GIVEN ENTRIES:
###

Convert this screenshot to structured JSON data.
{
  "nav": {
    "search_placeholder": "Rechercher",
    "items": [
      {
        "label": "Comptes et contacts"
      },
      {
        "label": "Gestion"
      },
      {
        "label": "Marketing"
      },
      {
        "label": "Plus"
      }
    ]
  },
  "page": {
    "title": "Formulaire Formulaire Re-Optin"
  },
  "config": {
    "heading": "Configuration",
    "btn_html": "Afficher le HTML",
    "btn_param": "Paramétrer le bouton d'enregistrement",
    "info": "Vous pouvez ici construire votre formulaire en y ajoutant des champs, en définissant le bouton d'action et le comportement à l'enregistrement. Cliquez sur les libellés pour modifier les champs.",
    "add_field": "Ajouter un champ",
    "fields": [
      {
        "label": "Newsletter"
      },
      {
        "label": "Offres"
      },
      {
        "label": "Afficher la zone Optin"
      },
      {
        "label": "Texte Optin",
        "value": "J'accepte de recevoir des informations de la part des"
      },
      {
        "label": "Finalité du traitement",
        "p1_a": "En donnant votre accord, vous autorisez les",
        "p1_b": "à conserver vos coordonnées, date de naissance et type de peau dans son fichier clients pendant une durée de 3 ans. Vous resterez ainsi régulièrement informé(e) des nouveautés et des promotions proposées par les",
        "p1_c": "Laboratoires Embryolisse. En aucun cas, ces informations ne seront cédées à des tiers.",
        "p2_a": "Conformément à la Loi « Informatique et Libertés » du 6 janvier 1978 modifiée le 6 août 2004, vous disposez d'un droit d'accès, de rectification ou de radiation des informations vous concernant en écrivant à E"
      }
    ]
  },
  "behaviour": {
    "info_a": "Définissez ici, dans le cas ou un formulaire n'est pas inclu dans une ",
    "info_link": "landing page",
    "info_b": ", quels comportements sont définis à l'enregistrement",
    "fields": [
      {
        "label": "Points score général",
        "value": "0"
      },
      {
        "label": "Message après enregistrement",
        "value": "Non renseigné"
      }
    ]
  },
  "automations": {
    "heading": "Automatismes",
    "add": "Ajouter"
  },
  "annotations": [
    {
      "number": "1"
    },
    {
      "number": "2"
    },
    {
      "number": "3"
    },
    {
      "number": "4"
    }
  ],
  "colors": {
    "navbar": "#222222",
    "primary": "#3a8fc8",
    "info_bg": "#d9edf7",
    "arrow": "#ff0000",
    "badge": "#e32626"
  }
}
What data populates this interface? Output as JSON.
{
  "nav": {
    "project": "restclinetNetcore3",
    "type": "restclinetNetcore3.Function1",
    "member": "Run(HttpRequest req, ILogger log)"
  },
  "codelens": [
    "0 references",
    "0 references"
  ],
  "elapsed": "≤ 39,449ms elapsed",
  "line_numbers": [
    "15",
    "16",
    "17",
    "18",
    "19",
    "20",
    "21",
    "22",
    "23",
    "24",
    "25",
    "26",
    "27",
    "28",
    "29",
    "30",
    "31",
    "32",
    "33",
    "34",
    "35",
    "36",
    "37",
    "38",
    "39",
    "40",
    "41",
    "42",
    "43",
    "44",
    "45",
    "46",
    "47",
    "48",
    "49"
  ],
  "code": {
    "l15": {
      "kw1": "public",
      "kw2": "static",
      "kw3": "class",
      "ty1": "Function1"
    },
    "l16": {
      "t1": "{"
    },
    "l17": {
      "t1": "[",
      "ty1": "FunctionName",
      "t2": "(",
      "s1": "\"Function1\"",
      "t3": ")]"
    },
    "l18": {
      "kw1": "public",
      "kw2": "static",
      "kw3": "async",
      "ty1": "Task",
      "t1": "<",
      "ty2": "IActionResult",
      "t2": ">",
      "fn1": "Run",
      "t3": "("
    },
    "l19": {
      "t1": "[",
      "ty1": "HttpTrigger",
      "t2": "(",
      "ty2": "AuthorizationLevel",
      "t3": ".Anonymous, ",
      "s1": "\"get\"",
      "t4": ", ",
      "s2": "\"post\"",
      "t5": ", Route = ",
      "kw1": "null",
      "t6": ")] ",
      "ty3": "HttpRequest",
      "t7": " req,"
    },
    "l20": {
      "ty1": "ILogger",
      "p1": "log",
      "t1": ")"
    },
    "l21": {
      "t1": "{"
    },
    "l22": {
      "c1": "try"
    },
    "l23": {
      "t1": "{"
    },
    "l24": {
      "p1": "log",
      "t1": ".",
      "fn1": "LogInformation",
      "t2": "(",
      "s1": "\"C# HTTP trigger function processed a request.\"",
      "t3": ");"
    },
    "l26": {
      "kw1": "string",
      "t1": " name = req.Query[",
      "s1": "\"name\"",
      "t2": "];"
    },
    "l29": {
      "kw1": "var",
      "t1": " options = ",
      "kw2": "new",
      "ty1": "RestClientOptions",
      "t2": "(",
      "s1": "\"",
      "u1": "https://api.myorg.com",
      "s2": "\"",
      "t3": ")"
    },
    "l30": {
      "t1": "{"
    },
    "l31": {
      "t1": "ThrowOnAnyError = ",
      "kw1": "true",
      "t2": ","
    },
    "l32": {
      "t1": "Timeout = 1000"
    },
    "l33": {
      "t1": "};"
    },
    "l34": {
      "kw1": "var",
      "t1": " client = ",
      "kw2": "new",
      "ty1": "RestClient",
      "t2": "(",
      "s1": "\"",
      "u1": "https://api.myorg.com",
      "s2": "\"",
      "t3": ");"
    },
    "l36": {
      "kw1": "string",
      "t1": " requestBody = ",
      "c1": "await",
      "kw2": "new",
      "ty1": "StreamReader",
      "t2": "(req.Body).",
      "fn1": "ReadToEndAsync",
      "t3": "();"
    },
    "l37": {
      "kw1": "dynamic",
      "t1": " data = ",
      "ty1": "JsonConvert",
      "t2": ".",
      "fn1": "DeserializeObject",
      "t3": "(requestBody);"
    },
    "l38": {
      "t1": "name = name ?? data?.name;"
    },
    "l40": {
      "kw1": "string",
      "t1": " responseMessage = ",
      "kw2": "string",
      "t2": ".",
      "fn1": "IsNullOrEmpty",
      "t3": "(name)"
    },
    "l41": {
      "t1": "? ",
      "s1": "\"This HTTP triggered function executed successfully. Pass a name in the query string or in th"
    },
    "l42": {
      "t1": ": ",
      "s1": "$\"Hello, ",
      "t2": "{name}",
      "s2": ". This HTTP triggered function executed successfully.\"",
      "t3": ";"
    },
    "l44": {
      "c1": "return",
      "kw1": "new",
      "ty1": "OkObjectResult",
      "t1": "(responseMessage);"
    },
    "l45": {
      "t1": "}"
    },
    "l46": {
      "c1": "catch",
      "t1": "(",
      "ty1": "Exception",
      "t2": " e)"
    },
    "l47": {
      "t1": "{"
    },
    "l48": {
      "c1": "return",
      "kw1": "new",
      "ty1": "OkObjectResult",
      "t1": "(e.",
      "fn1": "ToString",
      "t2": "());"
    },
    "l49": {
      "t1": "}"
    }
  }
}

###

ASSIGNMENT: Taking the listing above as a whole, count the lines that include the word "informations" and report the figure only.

WRITTEN REPLY: 3